• [What the exercise asks]: The answer is a single figure: how many lines below contain the word "Posts".

··· Listed records ···

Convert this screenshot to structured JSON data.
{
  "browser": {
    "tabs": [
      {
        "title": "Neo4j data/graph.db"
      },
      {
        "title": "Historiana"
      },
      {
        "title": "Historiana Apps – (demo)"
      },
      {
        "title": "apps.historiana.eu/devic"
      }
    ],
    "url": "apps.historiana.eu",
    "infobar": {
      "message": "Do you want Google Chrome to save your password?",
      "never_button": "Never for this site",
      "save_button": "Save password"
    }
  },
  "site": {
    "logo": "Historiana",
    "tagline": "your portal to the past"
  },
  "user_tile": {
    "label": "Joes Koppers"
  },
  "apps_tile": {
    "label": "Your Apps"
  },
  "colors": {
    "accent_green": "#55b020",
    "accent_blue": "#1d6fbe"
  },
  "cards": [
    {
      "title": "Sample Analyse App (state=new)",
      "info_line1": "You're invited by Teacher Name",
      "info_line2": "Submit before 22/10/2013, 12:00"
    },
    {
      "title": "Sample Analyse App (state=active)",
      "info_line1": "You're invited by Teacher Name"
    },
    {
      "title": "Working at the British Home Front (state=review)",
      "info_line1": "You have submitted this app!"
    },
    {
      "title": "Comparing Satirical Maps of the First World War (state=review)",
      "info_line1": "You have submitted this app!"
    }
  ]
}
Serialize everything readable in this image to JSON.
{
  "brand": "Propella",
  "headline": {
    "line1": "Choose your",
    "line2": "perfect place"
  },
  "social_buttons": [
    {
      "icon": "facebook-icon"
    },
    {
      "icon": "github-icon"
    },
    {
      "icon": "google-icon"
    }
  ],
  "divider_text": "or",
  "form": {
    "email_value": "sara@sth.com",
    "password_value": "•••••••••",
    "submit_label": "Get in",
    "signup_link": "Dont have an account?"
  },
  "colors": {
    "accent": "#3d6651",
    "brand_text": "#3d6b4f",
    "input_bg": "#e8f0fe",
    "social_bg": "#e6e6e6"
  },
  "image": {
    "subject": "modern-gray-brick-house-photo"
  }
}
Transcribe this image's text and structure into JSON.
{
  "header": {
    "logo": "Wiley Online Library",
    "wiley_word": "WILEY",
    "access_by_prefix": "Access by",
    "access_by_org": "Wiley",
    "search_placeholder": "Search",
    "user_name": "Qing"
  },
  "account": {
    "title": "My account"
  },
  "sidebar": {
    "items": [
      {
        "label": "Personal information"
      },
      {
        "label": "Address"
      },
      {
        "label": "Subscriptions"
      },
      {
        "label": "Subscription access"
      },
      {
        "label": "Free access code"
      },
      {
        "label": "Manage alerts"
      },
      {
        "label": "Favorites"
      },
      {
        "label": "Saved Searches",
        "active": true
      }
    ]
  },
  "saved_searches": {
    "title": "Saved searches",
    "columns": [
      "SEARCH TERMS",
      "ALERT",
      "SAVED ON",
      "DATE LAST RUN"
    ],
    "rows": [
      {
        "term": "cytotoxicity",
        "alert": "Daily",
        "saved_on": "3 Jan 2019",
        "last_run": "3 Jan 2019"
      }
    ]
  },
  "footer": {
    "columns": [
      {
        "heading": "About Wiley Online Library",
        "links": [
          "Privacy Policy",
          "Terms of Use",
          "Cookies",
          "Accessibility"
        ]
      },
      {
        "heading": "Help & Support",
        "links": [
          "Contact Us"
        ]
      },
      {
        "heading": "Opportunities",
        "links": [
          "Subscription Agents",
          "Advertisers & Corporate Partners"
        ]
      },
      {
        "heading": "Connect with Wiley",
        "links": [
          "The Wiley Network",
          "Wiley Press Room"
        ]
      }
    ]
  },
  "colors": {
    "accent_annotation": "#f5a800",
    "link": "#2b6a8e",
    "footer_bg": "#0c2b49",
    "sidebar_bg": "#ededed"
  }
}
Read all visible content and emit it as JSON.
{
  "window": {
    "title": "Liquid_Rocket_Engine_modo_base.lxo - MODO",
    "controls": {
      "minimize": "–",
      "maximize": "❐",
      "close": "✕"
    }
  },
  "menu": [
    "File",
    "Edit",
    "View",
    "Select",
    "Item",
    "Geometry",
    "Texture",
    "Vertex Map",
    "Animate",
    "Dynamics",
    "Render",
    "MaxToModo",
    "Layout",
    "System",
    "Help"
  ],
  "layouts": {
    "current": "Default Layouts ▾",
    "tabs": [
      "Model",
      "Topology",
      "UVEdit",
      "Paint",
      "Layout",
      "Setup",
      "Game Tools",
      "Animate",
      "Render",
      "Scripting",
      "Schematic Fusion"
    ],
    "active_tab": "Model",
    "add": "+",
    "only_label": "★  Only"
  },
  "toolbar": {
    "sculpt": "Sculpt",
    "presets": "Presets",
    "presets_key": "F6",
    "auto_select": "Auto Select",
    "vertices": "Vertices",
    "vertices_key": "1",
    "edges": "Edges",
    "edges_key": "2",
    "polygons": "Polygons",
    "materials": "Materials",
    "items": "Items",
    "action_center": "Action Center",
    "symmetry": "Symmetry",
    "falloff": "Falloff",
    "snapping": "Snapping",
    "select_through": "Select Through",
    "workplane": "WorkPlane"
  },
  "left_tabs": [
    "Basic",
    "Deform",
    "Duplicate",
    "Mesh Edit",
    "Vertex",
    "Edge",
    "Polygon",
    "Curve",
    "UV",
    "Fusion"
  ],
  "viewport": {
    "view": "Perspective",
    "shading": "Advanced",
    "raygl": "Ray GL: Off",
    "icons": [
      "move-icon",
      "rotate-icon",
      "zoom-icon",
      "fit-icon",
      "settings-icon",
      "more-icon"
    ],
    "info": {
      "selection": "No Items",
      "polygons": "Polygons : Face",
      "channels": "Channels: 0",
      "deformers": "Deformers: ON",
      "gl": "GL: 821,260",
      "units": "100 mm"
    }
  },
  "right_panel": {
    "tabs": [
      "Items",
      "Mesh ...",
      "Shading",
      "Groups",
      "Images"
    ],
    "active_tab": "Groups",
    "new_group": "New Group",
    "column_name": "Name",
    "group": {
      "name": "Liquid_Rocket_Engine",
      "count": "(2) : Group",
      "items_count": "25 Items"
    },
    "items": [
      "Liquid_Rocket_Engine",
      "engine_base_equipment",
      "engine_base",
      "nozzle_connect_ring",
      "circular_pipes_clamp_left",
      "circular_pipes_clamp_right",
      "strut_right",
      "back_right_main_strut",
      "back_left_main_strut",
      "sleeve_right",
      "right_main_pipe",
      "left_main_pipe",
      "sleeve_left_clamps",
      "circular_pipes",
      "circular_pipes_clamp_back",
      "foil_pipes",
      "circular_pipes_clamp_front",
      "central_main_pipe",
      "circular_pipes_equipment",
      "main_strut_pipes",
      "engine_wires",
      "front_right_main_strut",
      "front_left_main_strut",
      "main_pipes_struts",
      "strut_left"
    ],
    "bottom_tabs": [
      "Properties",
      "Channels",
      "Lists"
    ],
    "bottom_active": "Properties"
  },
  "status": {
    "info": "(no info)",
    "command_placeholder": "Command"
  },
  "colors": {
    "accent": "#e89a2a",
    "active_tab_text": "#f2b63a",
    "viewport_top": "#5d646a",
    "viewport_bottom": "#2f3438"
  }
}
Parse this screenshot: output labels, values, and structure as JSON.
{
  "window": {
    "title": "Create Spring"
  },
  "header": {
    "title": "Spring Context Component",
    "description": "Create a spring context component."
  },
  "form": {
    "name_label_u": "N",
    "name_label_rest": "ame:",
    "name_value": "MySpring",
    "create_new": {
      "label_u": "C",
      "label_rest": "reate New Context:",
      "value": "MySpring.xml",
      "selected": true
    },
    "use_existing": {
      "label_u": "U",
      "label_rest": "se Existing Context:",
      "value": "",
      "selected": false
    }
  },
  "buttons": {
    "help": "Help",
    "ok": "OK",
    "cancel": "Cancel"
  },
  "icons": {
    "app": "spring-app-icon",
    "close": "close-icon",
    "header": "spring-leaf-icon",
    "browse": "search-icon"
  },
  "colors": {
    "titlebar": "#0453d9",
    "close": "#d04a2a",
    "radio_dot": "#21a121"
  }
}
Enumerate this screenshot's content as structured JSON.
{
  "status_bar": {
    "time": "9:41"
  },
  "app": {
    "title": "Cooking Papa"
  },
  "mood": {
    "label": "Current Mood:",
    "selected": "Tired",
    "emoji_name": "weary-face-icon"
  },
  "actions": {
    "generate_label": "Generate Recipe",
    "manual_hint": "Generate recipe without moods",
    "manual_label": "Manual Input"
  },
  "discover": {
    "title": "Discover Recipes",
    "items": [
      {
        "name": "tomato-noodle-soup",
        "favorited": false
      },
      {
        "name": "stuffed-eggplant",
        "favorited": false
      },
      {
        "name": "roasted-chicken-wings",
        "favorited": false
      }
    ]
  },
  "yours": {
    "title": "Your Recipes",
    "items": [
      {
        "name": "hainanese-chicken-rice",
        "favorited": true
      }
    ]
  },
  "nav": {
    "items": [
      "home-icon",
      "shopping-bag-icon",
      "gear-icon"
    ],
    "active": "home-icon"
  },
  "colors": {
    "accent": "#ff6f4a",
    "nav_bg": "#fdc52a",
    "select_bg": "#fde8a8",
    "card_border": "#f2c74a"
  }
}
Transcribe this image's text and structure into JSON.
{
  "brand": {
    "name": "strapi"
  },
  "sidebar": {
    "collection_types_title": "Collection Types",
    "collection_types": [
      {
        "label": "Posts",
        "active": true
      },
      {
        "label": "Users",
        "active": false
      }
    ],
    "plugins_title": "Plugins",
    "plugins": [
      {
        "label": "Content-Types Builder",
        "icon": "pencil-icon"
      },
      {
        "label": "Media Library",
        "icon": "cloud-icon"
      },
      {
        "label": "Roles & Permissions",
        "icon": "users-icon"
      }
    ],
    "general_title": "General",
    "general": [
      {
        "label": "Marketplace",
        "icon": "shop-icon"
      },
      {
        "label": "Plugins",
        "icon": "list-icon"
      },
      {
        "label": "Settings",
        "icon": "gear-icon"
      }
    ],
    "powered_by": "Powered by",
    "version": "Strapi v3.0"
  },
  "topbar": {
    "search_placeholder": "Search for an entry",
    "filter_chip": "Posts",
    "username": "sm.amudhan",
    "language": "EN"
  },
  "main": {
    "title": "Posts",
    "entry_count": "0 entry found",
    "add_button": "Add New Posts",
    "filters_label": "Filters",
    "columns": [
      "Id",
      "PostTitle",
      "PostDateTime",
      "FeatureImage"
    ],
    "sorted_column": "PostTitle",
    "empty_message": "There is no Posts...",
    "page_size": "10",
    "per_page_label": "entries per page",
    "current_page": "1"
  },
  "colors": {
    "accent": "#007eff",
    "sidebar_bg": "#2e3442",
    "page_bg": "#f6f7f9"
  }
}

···

• [Response below]: 5